Plainly put, Ford's tiny Maverick pickup is in demand. Its first model year is already sold out, undoubtedly aided by the ongoing microchip shortage, but don't let that downplay how many customers are flocking toward a vehicle space that hasn't existed since compact pickups when out of style. In fact, it's attracting more than just customers who want a smaller truck that gets fantastic fuel economy—it's bringing in a whole new hoard of modern makers with 3D printers at their disposal, eager to customize their ride to their needs.
Ford is roping in these new customers by providing them a platform to build on. One key example is the Ford Integrated Tether System, or FITS, which is a small slot intelligently placed in the Maverick's interior that encourages customers to build their own accessories using Ford-supplied geometry.
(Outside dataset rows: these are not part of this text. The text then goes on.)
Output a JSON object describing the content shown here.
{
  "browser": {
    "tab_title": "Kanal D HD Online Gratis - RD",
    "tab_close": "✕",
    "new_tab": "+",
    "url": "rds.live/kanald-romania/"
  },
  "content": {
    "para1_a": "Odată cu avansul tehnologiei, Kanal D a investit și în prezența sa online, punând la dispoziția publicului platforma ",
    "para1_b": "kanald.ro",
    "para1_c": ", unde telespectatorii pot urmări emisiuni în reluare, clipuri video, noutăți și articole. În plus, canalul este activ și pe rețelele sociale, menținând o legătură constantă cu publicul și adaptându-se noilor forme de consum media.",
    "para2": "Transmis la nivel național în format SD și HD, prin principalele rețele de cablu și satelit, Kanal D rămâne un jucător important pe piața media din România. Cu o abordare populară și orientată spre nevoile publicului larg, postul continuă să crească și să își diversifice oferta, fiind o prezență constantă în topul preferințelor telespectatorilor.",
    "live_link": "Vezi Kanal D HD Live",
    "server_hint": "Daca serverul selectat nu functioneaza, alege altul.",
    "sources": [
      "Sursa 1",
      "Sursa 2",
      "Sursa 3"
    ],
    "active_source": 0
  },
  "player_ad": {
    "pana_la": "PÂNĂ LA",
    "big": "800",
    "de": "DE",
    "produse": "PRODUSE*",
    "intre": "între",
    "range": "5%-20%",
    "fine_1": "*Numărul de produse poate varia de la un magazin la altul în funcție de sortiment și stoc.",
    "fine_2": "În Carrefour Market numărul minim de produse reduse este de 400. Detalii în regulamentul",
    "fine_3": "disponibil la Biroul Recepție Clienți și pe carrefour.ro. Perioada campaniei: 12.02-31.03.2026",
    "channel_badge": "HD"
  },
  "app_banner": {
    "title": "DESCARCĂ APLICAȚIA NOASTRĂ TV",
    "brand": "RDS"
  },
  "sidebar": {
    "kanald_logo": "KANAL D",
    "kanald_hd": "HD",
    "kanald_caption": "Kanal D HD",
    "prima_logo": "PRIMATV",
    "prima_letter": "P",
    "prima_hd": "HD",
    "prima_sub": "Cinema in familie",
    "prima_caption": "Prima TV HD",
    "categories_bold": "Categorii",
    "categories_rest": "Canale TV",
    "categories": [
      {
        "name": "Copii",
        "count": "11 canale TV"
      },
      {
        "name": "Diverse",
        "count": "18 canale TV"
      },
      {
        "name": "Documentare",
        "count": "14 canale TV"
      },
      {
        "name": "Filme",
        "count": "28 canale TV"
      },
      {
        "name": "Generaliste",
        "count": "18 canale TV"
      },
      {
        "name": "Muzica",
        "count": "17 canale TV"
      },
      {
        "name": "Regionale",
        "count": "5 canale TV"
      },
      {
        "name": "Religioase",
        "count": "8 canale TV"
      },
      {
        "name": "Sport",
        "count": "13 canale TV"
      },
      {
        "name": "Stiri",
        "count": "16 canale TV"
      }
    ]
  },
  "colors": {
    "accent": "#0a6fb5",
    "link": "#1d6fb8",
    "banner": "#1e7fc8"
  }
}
It's such a hit, in fact, that Ford could even bring FITS to other vehicles in its lineup.
I sat down with the Maverick's Design Manager Scott Anderson to talk all things FITS. Anderson is the person who coined the catchy term and who really pushed for it to be included in the Maverick, which shares the same underpinning architecture as the Ford Bronco Sport. However, the Maverick is the only vehicle that currently has FITS built in. So why doesn't the Bronco Sport have this simple tethering system too?
"We didn't invent it yet," said Anderson. "It wasn't around at that time. We invented it for Maverick who was like this truck customer, this DIY maker, right? That customer base was really into and keen on customizing their vehicle for purposes and use cases that work and support their lifestyle. Bronco Sport was much more about this solution set for enabling adventure and getting out into the wild."
Ford has since recognized the popularity of FITS in the Maverick and designers like Anderson have pondered just where the slot might make sense in other vehicles.
"I can imagine now If I ever do an [Intermediate Cycle Action] or update on the Bronco Sport, I probably want to put them in the back of the cargo deck now because a lot of people sort of make their own cargo spaces for their adventure," Anderson added. But determined not to give up any details, he also noted, "We can't comment on future product. But I think to me, it's a very novel approach to allowing simple customization. So I'd like to see it go further, of course."
Maverick customers have wasted no time making accessories that fit the FITS slot. Many owners have posted open-source designs on 3D printing file repositories like Thingiverse—think cup holders, Apple MagSafe charger bases, grocery bag hooks, and so on. That's just the start, too; some people have even bolstered small printing shops dedicated to FITS-compatible accessories.
Anderson's job as a design manager is to identify future trends. One that he recognized was the 3D printer becoming more of a household appliance. Right now, many makers with a 3D printer are set out to build low-cost solutions that solve problems for their lifestyle, and they can do that using just a few cents worth of plastic. Ford also jumped on the low-cost train, because FITS was a cheap solution to a seemingly infinite number of problems.
"It was pretty much free, right? It didn't cost a lot of money to make FITS. It just took us the willpower and the courage to do it. I think once we put it in the marketplace, it was great to see people gravitate to it and have an investment in it. So I think it might have cost a little bit more to put the tooling together, to make a tooling slide for it, but it was super, super simple."
Now, Ford does offer a list of accessories built for FITS. However, most of the ingenuity comes from the makers who are buying these trucks to fit their lifestyle needs. This, according to Anderson, is the reason that such a simple idea can really become a game-changer for vehicle owners.
"We try too hard to create the solution for people. And if you look at some of the most popular products on the planet for the last 100 years, they've never been a finished statement, they've always been a platform to build from, right? Even the iPhone." Anderson continued, "I always find that people are pretty ingenious on their own and they come up with solutions that are great. So why don't we enable them to do that?"
As for which vehicles Ford could add FITS to, that's still up in the air. Anderson mentioned the Bronco Sport as a wish-list candidate, but there are plenty of other vehicles that could benefit from FITS, so long as the slot makes sense for the overall customer base who actually buys the car or truck. And as the internet has already proved, if Ford won't do it, someone with a 3D printer will.
Got a tip or question for the author? You can reach them here: [email protected]